Workshop change-up

When I first started providing these workshops back on October 4, 2011, I never thought I'd still be going strong a year and eight months later. My initial plan was to post a pre-written set of workshops that had been honed over years of teaching them in real time as well as giving them in Second Life with an eye toward collecting them into a single volume that I'd offer for sale.

Then the publishing world imploded - or exploded, depending on where you're sitting - and I just kept offering new ideas, different ways of looking at the world and providing the occasional prompt (or two, or three) to help both beginning writers and those with more experience. Maybe someday I'll figure out how to put these in a book, but that's no longer my focus.

Over the past year and a half (plus some), my focus has become more on the reflective writer, on the whys and wherefores (a redundant phrase if ever there was one!) rather than on the how to's. Although I've done workshops on grammar, you really can learn that better from a site dedicated to the structure of language. There have been workshops on the business side of writing, the editing process, lots of workshops on characters and plot and theme. You can find the entire list of them here.

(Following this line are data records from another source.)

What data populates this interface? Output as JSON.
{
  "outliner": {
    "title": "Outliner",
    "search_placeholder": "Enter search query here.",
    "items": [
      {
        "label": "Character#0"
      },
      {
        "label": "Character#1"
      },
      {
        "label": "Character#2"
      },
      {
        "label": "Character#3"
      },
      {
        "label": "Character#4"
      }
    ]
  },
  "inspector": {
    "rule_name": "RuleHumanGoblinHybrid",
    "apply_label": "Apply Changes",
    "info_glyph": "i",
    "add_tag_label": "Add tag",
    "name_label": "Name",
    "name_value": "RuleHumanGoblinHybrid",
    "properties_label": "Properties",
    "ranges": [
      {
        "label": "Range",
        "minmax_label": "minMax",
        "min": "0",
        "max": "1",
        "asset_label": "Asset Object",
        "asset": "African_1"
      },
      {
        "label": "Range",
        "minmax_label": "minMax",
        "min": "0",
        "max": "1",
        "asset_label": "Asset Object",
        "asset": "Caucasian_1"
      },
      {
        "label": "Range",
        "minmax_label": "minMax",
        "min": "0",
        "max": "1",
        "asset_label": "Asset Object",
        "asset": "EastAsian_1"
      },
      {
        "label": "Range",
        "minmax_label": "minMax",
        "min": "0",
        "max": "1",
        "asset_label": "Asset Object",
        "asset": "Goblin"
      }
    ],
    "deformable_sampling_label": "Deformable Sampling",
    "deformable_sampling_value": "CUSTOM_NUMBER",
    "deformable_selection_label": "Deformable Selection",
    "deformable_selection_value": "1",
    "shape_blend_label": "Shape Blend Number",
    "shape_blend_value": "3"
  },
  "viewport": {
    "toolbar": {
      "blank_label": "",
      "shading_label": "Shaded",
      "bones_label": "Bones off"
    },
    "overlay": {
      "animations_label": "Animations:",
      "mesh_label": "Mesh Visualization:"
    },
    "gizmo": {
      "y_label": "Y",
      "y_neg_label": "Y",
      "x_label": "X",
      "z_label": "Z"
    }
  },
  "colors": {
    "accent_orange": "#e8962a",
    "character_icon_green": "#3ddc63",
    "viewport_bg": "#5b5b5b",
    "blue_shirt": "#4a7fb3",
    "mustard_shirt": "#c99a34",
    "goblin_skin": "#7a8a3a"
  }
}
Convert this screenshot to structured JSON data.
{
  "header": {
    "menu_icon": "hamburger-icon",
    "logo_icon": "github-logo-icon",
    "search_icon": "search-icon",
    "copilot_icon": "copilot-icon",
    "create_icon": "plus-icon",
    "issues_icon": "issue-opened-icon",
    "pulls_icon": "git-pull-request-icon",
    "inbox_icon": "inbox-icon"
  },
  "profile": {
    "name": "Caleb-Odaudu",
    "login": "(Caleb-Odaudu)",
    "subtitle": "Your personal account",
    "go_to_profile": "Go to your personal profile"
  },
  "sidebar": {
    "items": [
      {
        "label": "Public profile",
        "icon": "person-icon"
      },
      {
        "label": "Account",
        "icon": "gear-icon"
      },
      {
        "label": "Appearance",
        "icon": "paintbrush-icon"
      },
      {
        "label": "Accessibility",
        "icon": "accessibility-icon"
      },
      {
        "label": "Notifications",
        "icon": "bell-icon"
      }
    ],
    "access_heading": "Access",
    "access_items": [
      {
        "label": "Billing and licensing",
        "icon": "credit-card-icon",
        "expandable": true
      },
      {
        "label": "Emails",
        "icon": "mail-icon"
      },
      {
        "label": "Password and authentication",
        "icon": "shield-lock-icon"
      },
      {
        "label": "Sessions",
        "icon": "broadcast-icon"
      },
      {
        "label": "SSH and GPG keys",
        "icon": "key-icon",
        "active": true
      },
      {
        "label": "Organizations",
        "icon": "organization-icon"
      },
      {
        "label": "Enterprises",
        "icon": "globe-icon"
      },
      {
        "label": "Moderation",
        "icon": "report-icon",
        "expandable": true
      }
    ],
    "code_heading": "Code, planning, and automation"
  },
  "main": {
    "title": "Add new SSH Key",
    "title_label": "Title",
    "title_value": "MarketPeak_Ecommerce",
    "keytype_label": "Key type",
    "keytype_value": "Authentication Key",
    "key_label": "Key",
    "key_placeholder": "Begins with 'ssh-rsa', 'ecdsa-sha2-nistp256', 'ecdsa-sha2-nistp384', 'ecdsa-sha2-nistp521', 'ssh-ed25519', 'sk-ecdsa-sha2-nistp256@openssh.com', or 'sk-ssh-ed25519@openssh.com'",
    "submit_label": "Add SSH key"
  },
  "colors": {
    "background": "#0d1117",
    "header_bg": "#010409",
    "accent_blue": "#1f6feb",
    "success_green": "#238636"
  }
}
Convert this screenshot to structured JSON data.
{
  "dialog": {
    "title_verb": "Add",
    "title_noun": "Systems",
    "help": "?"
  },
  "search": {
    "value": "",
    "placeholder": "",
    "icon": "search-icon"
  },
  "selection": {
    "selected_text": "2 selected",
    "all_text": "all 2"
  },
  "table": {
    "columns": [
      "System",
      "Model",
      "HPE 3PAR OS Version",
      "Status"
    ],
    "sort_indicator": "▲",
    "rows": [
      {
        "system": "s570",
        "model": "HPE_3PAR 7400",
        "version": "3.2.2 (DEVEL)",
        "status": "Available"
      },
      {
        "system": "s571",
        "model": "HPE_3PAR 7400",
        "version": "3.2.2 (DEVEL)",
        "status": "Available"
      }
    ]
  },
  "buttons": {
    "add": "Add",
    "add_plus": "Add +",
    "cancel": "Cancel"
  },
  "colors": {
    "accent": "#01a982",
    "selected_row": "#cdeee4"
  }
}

You might not comment, but I know you're attending to these workshops because my website hits double every Tuesday. I like to imagine you eagerly coming to the workshop, reading through it and then taking time to do the activity and finding out something new about your own writing. If'n you wanted to drop me a line (email or in the comments), and let me know what's worked for you, I'd love it. My ego is small, but it does need a sop now and again. :)

So what's the change-up the title of this post refers to? I think it's time to get some other writers in here to share their expertise, don't you? Guest lecturers, as it were. No one wants to listen to the same person over and over and over.

The first guest blogger will be Cynthia Sax. She'll be here Tuesday, June 25th to talk about "Billionaires, Vampires, and Reader Expectations." She has some great tips!

Next on the schedule is Shelly Munro on the naming of characters. Shelly is a long-time Ellora's Cave author who writes very hot love scenes! Her post is coming July 16th and I'm looking forward to learning a lot from her.

More guests will be coming on board in the next few weeks. If you are a writer and would like to see a particular topic covered or if you have a topic you'd like to write about, email me at and put BLOG PROPOSAL in the subject line. Include a brief outline of your post and we'll go from there!

I know I missed last week's workshop entirely and this week's is really an announcement, so I hope you're spending this time writing on your current work in progress! How many words per week are you getting done? See if you can up that by 10% this week. Write fast, write hard, write lots! I'll post my word count at the end of the week - see if you can beat me!

Play safe everyone, and welcome aboard Cynthia and Shelley!


Sunday, June 09, 2013

over at the Scribes

My turn at the Scribes this week. Head on over and be sure to read the post very, very carefully! :)

If you haven't seen my guest spot at Susana's Morning Room, be sure to stop over there as well. It's not too late!


Thursday, June 06, 2013


Apologies for missing this week's workshop, but I have something to make up for it: I'm a guest over at Susana's Morning Room. Read my post and leave a comment to enter her giveaway.

See you there!

Tuesday, June 04, 2013

Oh, my glory, it's Tuesday!

My apologies, everyone. The weekend totally got away from me and I have no workshop for today. By this point, you've probably already figured that out.

You have two options: wait until next week to write anything (bad option...don't do this one), or you can visit the Workshop page and revisit an old workshop to hone a skill you want to improve (good this!).

Have fun and I'll see you next week with something new. Honest!